• **Your goal**
Read the listing below and copy out each line where the word "true" occurs.
◆ ◆ ◆ ◆ ◆
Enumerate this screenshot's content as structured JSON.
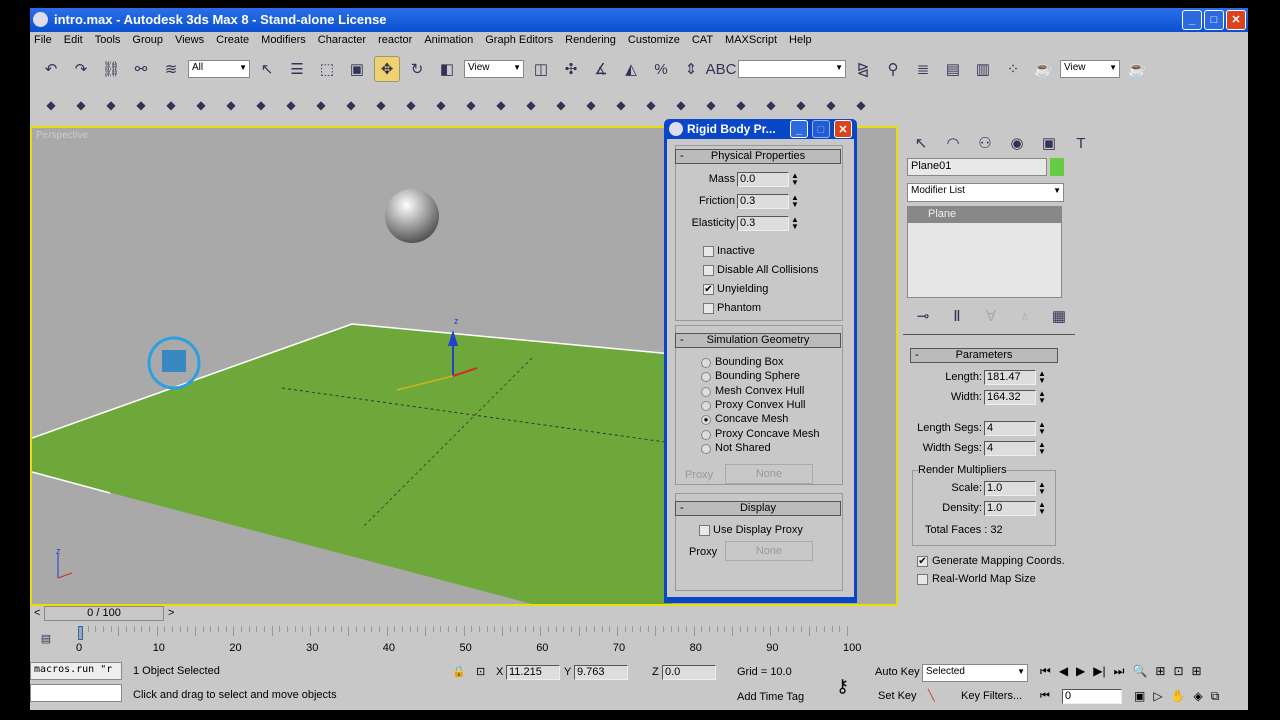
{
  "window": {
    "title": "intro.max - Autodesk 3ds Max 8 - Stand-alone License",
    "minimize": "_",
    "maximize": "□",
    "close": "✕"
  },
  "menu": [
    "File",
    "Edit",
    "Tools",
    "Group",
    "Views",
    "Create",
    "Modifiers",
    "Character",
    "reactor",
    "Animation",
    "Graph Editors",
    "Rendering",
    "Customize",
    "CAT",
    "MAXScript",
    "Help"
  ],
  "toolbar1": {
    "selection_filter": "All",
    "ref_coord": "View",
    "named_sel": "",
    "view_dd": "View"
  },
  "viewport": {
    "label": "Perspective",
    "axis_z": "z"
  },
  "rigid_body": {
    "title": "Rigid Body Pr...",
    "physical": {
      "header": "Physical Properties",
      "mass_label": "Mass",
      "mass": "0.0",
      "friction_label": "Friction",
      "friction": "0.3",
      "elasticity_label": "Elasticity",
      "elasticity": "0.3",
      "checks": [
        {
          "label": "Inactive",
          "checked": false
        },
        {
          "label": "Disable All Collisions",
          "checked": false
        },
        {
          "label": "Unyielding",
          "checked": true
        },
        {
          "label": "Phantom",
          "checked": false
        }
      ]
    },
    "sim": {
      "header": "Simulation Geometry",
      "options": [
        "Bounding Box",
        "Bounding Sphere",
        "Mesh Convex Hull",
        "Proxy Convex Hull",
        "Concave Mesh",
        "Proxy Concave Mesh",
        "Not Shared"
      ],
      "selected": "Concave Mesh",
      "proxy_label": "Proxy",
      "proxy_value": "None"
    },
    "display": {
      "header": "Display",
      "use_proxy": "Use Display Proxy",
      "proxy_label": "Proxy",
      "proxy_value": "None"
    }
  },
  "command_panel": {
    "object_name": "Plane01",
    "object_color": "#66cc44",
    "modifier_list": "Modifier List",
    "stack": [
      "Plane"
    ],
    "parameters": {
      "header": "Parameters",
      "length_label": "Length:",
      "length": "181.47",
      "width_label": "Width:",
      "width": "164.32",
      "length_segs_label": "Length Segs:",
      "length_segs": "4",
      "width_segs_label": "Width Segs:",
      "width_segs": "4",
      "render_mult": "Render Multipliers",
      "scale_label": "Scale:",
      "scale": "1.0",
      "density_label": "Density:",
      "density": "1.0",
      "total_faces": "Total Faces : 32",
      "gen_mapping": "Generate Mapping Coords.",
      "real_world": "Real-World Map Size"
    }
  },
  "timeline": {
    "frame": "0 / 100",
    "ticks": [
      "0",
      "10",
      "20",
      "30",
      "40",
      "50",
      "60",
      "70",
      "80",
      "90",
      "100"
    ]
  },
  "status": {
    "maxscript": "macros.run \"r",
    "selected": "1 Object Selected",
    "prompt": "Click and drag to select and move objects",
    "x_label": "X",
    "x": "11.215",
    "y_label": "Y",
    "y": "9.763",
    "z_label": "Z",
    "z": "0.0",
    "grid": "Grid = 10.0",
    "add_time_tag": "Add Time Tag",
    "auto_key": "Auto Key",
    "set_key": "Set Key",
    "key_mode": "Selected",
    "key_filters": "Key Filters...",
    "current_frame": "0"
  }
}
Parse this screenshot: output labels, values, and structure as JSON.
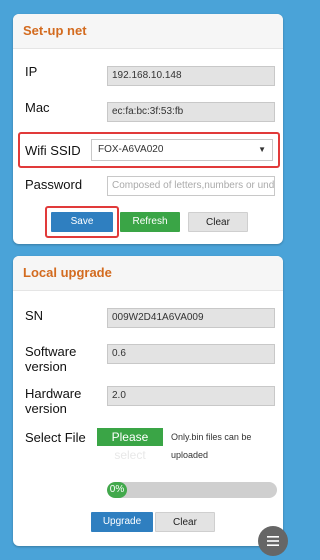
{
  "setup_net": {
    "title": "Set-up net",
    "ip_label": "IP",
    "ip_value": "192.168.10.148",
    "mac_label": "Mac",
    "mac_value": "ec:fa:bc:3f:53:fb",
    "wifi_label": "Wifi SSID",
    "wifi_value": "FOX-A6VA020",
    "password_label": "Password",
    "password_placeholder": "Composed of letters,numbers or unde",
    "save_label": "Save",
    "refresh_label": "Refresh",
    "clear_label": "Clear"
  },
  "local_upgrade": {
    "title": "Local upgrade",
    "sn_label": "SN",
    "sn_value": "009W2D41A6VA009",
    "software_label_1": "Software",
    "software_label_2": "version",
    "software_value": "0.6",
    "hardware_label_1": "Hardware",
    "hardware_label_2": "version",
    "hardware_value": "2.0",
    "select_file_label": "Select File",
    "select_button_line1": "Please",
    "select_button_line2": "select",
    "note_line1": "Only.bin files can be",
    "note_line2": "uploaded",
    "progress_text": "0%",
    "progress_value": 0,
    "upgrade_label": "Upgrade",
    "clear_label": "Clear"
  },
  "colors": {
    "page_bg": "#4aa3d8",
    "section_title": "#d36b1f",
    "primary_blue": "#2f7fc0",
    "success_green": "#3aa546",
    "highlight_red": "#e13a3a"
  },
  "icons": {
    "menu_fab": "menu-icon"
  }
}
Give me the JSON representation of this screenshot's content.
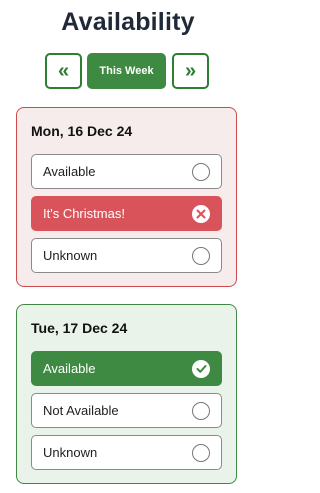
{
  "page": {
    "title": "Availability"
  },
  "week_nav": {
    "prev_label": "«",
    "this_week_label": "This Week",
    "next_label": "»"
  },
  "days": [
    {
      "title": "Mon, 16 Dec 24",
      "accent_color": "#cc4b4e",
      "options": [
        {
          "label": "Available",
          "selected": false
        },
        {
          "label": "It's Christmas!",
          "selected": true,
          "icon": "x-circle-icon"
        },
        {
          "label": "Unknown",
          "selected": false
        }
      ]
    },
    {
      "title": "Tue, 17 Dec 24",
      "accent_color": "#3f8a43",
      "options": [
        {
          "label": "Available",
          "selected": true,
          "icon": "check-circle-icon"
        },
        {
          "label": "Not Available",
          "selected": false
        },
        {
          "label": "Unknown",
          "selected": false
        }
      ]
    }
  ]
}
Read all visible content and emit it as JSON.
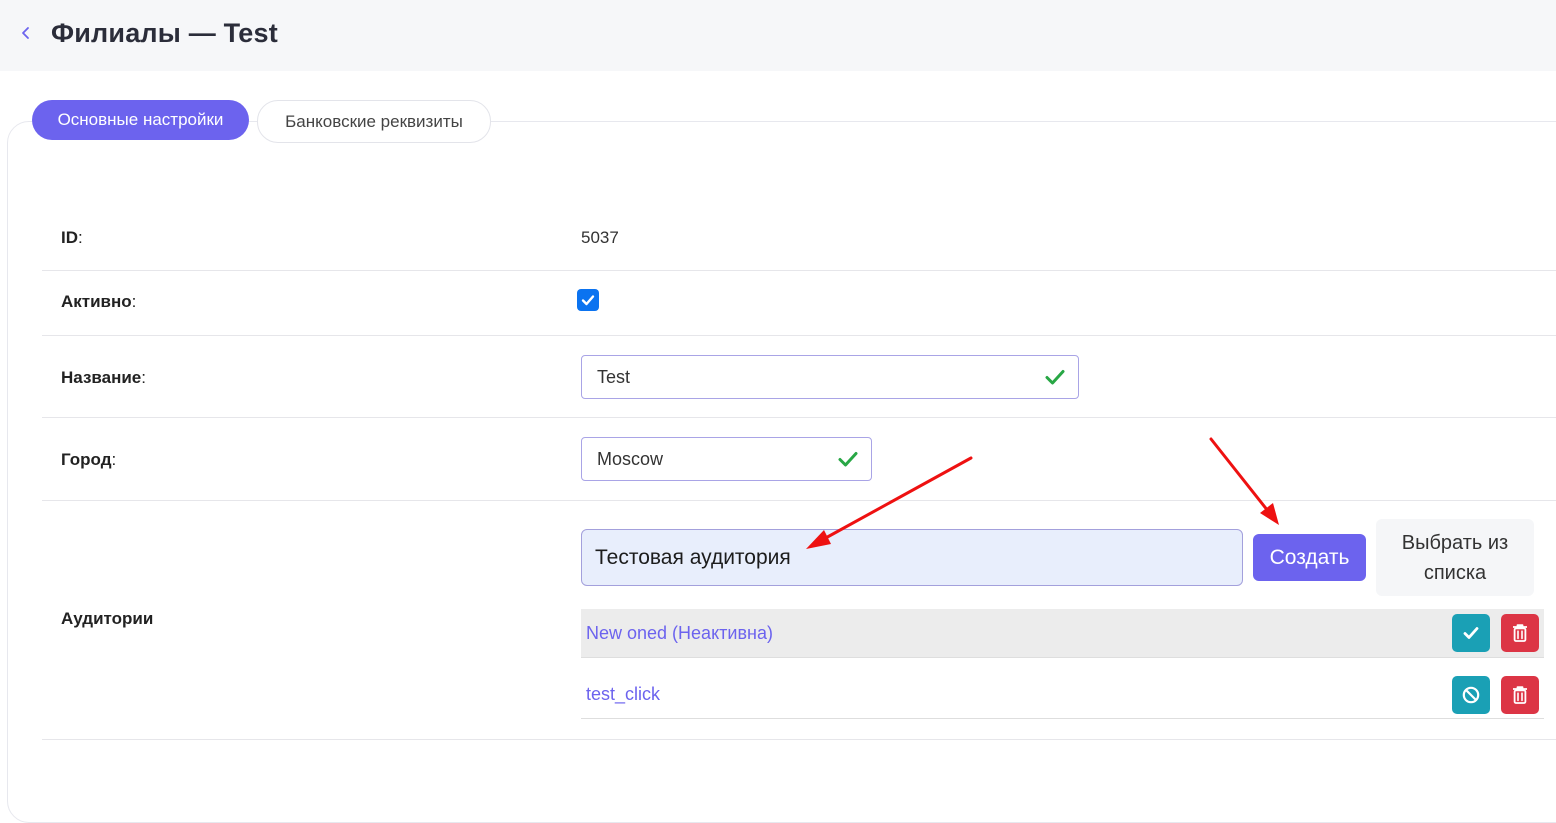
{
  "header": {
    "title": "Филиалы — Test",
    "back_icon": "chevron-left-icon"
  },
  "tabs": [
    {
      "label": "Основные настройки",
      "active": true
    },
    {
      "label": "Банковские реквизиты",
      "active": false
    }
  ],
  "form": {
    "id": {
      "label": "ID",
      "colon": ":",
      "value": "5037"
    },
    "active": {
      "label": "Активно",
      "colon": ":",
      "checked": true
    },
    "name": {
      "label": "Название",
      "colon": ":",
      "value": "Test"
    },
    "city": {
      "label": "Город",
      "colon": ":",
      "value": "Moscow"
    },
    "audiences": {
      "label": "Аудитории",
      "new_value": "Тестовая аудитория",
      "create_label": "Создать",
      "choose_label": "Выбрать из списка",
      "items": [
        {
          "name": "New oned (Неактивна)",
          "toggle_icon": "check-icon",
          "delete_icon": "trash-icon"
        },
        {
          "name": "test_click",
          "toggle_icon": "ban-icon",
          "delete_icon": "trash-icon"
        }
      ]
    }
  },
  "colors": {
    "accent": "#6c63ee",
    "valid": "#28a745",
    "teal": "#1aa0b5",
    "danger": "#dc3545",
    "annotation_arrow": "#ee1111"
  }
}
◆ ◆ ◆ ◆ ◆
• **Completed task**
          "checked": true
          "selected": true,
          "selected": true,
      "active": true
      "checked": true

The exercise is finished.